- [ACTION ITEM] What is needed is every line of the data that includes the word "適用する". Please copy each one.

====== PROVIDED MATERIAL ======

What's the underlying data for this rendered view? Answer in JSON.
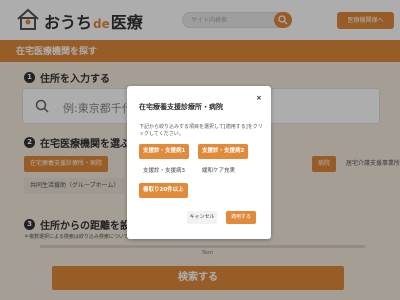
{
  "header": {
    "logo_prefix": "おうち",
    "logo_de": "de",
    "logo_suffix": "医療",
    "search_placeholder": "サイト内検索",
    "login_label": "医療機関様へ"
  },
  "page_title": "在宅医療機関を探す",
  "step1": {
    "number": "1",
    "label": "住所を入力する",
    "placeholder": "例:東京都千代田"
  },
  "step2": {
    "number": "2",
    "label": "在宅医療機関を選ぶ",
    "chips": [
      {
        "label": "在宅療養支援診療所・病院",
        "selected": true
      },
      {
        "label": "病院",
        "selected": true
      },
      {
        "label": "居宅介護支援事業所",
        "selected": false
      },
      {
        "label": "共同生活援助（グループホーム）",
        "selected": false
      }
    ],
    "note": "＊複数選択による検索は絞り込み検索について"
  },
  "step3": {
    "number": "3",
    "label": "住所からの距離を設定",
    "range_label": "5km"
  },
  "search_button": "検索する",
  "modal": {
    "title": "在宅療養支援診療所・病院",
    "close": "×",
    "description": "下記から絞り込みする項目を選択して[適用する]をクリックしてください。",
    "options": [
      {
        "label": "支援診・支援病1",
        "selected": true
      },
      {
        "label": "支援診・支援病2",
        "selected": true
      },
      {
        "label": "支援診・支援病3",
        "selected": false
      },
      {
        "label": "緩和ケア充実",
        "selected": false
      },
      {
        "label": "看取り20件以上",
        "selected": true
      }
    ],
    "cancel": "キャンセル",
    "apply": "適用する"
  },
  "colors": {
    "accent": "#e08a3a",
    "page_bg": "#f3e9dc"
  }
}
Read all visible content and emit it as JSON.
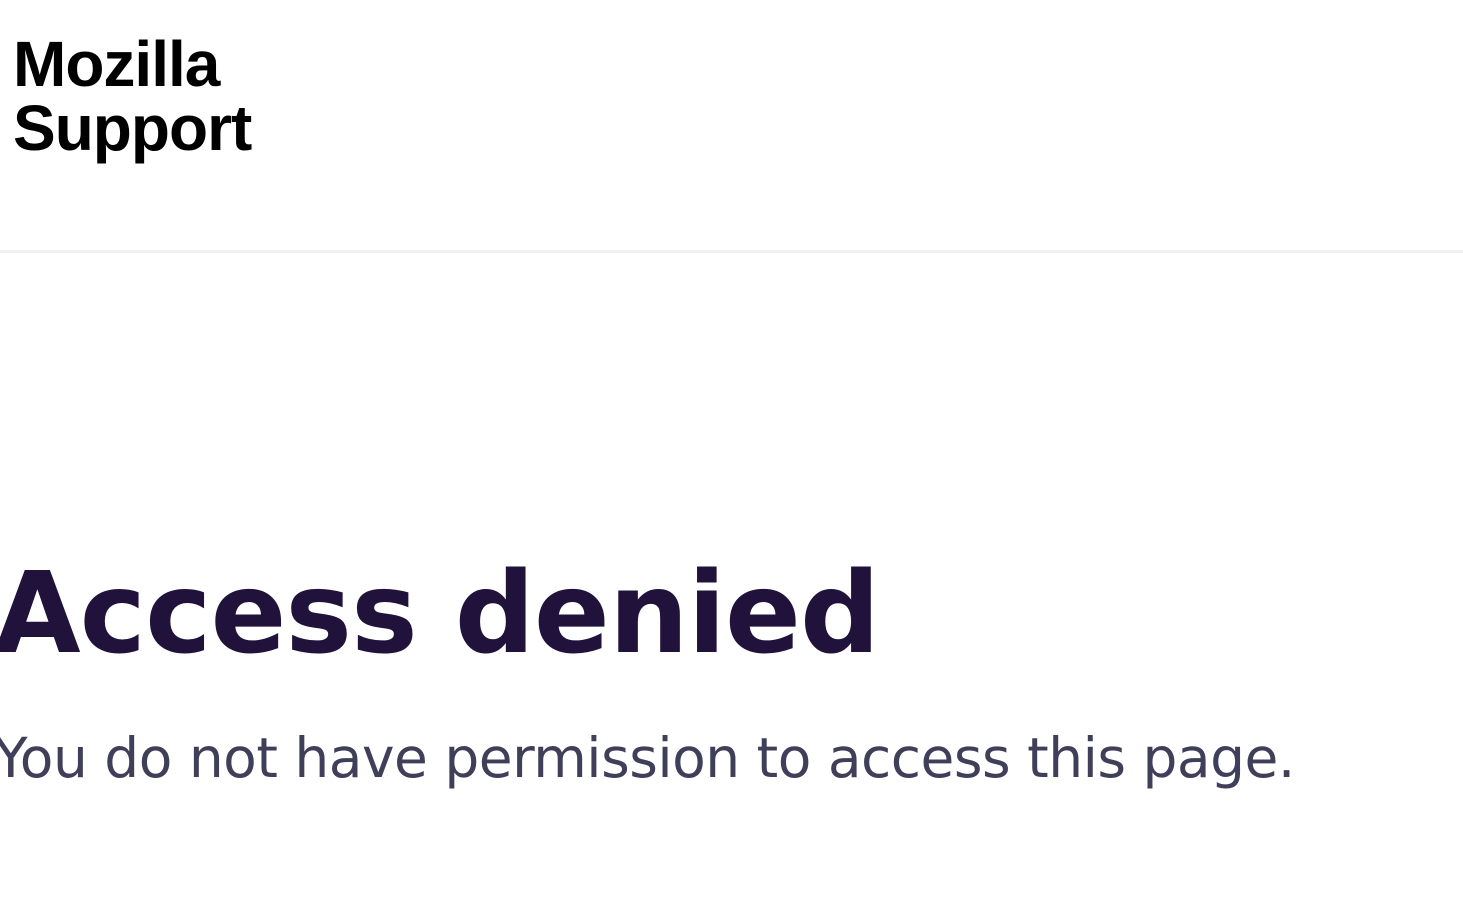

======

- [ANSWER TO THE PROBLEM]
    "description": "下記から絞り込みする項目を選択して[適用する]をクリックしてください。",
    "apply": "適用する"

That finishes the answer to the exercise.